- Material shown
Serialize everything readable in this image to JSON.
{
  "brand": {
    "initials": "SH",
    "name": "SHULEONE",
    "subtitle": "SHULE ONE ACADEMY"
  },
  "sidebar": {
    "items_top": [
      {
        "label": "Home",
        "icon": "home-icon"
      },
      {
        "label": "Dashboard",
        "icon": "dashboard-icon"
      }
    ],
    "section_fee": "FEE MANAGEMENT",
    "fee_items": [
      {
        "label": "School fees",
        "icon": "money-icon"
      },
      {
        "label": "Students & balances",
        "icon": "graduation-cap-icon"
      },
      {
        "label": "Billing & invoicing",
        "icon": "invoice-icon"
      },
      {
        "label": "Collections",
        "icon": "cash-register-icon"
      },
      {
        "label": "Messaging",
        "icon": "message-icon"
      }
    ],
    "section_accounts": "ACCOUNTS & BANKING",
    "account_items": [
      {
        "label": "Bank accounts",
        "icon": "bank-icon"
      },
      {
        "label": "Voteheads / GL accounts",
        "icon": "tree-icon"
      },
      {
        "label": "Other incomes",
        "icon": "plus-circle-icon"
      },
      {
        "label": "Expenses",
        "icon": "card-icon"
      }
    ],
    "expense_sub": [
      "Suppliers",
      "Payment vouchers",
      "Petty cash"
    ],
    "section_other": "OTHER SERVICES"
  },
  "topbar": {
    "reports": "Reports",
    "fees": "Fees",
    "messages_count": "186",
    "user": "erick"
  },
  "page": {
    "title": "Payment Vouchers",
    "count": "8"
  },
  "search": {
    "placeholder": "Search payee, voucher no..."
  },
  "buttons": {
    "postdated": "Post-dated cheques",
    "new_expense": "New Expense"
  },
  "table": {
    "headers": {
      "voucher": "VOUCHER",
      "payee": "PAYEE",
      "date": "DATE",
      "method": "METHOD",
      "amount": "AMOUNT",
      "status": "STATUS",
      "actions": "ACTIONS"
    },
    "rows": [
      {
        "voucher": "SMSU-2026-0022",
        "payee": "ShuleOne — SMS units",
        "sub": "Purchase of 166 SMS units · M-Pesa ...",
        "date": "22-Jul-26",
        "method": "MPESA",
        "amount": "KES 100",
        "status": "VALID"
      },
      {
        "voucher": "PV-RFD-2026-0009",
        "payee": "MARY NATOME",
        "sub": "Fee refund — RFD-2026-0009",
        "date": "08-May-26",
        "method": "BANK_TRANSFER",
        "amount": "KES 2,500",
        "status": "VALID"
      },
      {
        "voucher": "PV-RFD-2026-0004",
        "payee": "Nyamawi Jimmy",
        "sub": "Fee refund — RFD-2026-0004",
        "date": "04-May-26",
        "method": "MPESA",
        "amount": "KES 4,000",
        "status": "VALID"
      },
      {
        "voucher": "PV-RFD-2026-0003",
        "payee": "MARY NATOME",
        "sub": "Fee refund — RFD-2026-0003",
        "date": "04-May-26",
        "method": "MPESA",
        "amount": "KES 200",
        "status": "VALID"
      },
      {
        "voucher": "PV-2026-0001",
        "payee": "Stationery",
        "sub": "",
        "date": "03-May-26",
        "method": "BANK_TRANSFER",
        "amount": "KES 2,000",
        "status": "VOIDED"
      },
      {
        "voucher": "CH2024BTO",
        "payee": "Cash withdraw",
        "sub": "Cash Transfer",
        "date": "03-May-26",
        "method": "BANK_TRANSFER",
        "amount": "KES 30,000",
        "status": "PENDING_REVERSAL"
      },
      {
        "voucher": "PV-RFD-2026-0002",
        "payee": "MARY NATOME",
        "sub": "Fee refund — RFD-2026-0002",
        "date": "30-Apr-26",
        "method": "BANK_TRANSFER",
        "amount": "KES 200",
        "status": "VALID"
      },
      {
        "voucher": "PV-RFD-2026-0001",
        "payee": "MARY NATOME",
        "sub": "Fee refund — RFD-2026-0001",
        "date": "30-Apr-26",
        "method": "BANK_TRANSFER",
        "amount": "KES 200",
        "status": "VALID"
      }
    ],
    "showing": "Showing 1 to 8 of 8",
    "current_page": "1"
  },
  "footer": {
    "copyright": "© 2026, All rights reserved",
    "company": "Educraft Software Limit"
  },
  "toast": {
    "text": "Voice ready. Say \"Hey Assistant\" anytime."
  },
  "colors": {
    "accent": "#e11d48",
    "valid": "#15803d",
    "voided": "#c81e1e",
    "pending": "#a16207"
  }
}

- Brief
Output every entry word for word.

- Answer area
Serialize everything readable in this image to JSON.
{
  "brand": {
    "initials": "SH",
    "name": "SHULEONE",
    "subtitle": "SHULE ONE ACADEMY"
  },
  "sidebar": {
    "items_top": [
      {
        "label": "Home",
        "icon": "home-icon"
      },
      {
        "label": "Dashboard",
        "icon": "dashboard-icon"
      }
    ],
    "section_fee": "FEE MANAGEMENT",
    "fee_items": [
      {
        "label": "School fees",
        "icon": "money-icon"
      },
      {
        "label": "Students & balances",
        "icon": "graduation-cap-icon"
      },
      {
        "label": "Billing & invoicing",
        "icon": "invoice-icon"
      },
      {
        "label": "Collections",
        "icon": "cash-register-icon"
      },
      {
        "label": "Messaging",
        "icon": "message-icon"
      }
    ],
    "section_accounts": "ACCOUNTS & BANKING",
    "account_items": [
      {
        "label": "Bank accounts",
        "icon": "bank-icon"
      },
      {
        "label": "Voteheads / GL accounts",
        "icon": "tree-icon"
      },
      {
        "label": "Other incomes",
        "icon": "plus-circle-icon"
      },
      {
        "label": "Expenses",
        "icon": "card-icon"
      }
    ],
    "expense_sub": [
      "Suppliers",
      "Payment vouchers",
      "Petty cash"
    ],
    "section_other": "OTHER SERVICES"
  },
  "topbar": {
    "reports": "Reports",
    "fees": "Fees",
    "messages_count": "186",
    "user": "erick"
  },
  "page": {
    "title": "Payment Vouchers",
    "count": "8"
  },
  "search": {
    "placeholder": "Search payee, voucher no..."
  },
  "buttons": {
    "postdated": "Post-dated cheques",
    "new_expense": "New Expense"
  },
  "table": {
    "headers": {
      "voucher": "VOUCHER",
      "payee": "PAYEE",
      "date": "DATE",
      "method": "METHOD",
      "amount": "AMOUNT",
      "status": "STATUS",
      "actions": "ACTIONS"
    },
    "rows": [
      {
        "voucher": "SMSU-2026-0022",
        "payee": "ShuleOne — SMS units",
        "sub": "Purchase of 166 SMS units · M-Pesa ...",
        "date": "22-Jul-26",
        "method": "MPESA",
        "amount": "KES 100",
        "status": "VALID"
      },
      {
        "voucher": "PV-RFD-2026-0009",
        "payee": "MARY NATOME",
        "sub": "Fee refund — RFD-2026-0009",
        "date": "08-May-26",
        "method": "BANK_TRANSFER",
        "amount": "KES 2,500",
        "status": "VALID"
      },
      {
        "voucher": "PV-RFD-2026-0004",
        "payee": "Nyamawi Jimmy",
        "sub": "Fee refund — RFD-2026-0004",
        "date": "04-May-26",
        "method": "MPESA",
        "amount": "KES 4,000",
        "status": "VALID"
      },
      {
        "voucher": "PV-RFD-2026-0003",
        "payee": "MARY NATOME",
        "sub": "Fee refund — RFD-2026-0003",
        "date": "04-May-26",
        "method": "MPESA",
        "amount": "KES 200",
        "status": "VALID"
      },
      {
        "voucher": "PV-2026-0001",
        "payee": "Stationery",
        "sub": "",
        "date": "03-May-26",
        "method": "BANK_TRANSFER",
        "amount": "KES 2,000",
        "status": "VOIDED"
      },
      {
        "voucher": "CH2024BTO",
        "payee": "Cash withdraw",
        "sub": "Cash Transfer",
        "date": "03-May-26",
        "method": "BANK_TRANSFER",
        "amount": "KES 30,000",
        "status": "PENDING_REVERSAL"
      },
      {
        "voucher": "PV-RFD-2026-0002",
        "payee": "MARY NATOME",
        "sub": "Fee refund — RFD-2026-0002",
        "date": "30-Apr-26",
        "method": "BANK_TRANSFER",
        "amount": "KES 200",
        "status": "VALID"
      },
      {
        "voucher": "PV-RFD-2026-0001",
        "payee": "MARY NATOME",
        "sub": "Fee refund — RFD-2026-0001",
        "date": "30-Apr-26",
        "method": "BANK_TRANSFER",
        "amount": "KES 200",
        "status": "VALID"
      }
    ],
    "showing": "Showing 1 to 8 of 8",
    "current_page": "1"
  },
  "footer": {
    "copyright": "© 2026, All rights reserved",
    "company": "Educraft Software Limit"
  },
  "toast": {
    "text": "Voice ready. Say \"Hey Assistant\" anytime."
  },
  "colors": {
    "accent": "#e11d48",
    "valid": "#15803d",
    "voided": "#c81e1e",
    "pending": "#a16207"
  }
}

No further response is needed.